|full text pdf (2.0Mb), accepted to MNRAS 30th September 2013|
We have performed smoothed particle radiation magnetohydrodynamics (SPRMHD) simulations of the collapse of rotating, magnetised molecular cloud cores to form protostars. The calculations follow the formation and evolution of the first hydrostatic core, the collapse to form a stellar core, the launching of outflows from both the first hydrostatic core and stellar cores, and the breakout of the stellar outflow from the remnant of the first core. We investigate the roles of magnetic fields and thermal feedback on the outflow launching process, finding that both magnetic and thermal forces contribute to the launching of the stellar outflow. We also follow the stellar cores until they grow to masses of up to 20 Jupiter-masses, and determine their properties. We find that at this early stage, before fusion begins, the stellar cores have radii of R with radial entropy profiles that increase outward (i.e. are convectively stable) and minimum entropies per baryon of in their interiors. The structure of the stellar cores is found to be insensitive to variations in the initial magnetic field strength. With reasonably strong initial magnetic fields, accretion on to the stellar cores occurs through inspiralling magnetised pseudo-discs with negligible radiative losses, as opposed to first cores which effectively radiate away the energy liberated in the accretion shocks at their surfaces. We find that magnetic field strengths of 10 kG can be implanted in stellar cores at birth.

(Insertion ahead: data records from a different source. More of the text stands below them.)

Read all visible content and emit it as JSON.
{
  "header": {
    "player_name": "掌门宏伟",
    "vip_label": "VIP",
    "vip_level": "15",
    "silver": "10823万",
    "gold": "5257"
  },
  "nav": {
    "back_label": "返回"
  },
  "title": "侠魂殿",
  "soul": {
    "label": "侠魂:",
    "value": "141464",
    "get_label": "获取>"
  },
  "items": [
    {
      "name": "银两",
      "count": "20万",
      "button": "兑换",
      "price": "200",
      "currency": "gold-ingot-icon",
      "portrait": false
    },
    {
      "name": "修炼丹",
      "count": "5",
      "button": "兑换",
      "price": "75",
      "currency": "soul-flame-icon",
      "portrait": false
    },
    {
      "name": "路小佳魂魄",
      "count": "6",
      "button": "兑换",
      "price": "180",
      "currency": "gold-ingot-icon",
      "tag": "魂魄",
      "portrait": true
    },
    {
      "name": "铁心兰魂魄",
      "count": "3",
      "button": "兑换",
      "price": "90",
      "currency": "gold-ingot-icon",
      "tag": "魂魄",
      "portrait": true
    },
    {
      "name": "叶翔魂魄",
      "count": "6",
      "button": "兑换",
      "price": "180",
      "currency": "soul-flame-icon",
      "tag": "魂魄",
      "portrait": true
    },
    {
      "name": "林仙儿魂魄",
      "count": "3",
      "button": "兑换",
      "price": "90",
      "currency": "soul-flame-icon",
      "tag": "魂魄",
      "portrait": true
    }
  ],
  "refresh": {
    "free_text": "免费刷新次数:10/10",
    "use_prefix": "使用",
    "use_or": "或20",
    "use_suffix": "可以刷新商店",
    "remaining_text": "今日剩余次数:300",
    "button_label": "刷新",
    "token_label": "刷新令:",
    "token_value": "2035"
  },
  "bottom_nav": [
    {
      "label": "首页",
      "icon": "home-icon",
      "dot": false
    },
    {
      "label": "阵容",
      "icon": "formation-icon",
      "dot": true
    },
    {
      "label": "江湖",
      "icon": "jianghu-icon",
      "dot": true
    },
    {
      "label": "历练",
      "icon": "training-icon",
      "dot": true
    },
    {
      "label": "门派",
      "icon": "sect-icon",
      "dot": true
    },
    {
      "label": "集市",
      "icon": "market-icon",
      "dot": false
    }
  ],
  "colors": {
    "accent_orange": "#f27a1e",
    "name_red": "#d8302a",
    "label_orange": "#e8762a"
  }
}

Movies and images (c) 2013 Daniel Price, Terrence Tricco & Matthew Bate, released under a Creative Commons Attribution-Noncommercial-Share Alike 3.0 License.
[directory listing of all movies here]
Outflows launched during the collapse of a molecular cloud core to form a star from Daniel Price on Vimeo. The movie shows the collapse of a gaseous sphere to form a protostar. The collapse stalls at the `first core' phase, launching an outflow of gas, before molecular Hydrogen dissociates and the collapse proceeds to form the second core, the protostar, with a density close to that of water (1 g/cm^3) Click for downloadable Quicktime .mov
Outflows launched during the collapse of a molecular cloud core to form a star (with weak magnetic fields) from Daniel Price on Vimeo. As above, but with weaker initial magnetic fields. Click for downloadable Quicktime .mov
|Snapshots from the calculations:|